— WHAT YOU WILL DO —
List all lines of the data that include the string "subtitle".

— AVAILABLE RECORDS —
_ _ _
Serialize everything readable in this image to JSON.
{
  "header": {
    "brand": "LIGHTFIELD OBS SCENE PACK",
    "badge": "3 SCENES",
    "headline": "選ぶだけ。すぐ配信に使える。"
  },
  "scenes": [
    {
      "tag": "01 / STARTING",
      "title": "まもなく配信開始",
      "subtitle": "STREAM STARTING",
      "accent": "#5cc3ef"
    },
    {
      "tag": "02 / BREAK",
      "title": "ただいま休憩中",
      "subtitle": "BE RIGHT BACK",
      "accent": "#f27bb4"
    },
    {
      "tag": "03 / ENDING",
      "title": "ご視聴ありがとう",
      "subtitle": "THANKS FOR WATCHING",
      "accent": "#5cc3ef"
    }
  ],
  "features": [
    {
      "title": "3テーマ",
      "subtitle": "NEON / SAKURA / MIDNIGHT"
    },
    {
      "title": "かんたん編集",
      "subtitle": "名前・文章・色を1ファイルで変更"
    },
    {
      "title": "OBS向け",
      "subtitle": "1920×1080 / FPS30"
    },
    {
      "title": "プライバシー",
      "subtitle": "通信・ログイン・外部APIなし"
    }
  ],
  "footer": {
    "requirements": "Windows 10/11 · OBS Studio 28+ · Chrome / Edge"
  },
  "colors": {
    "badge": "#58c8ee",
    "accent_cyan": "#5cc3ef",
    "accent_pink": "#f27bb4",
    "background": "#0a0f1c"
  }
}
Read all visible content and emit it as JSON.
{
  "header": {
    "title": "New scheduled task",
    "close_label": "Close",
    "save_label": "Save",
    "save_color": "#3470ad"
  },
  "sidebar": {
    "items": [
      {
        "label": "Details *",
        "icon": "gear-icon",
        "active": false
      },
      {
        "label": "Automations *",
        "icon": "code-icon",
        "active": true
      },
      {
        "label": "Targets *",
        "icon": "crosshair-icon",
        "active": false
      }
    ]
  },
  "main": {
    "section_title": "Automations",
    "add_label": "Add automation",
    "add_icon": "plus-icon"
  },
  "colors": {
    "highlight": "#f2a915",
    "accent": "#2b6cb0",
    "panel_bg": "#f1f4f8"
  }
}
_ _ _
— EXERCISE OUTPUT —
      "subtitle": "STREAM STARTING",
      "subtitle": "BE RIGHT BACK",
      "subtitle": "THANKS FOR WATCHING",
      "subtitle": "NEON / SAKURA / MIDNIGHT"
      "subtitle": "名前・文章・色を1ファイルで変更"
      "subtitle": "1920×1080 / FPS30"
      "subtitle": "通信・ログイン・外部APIなし"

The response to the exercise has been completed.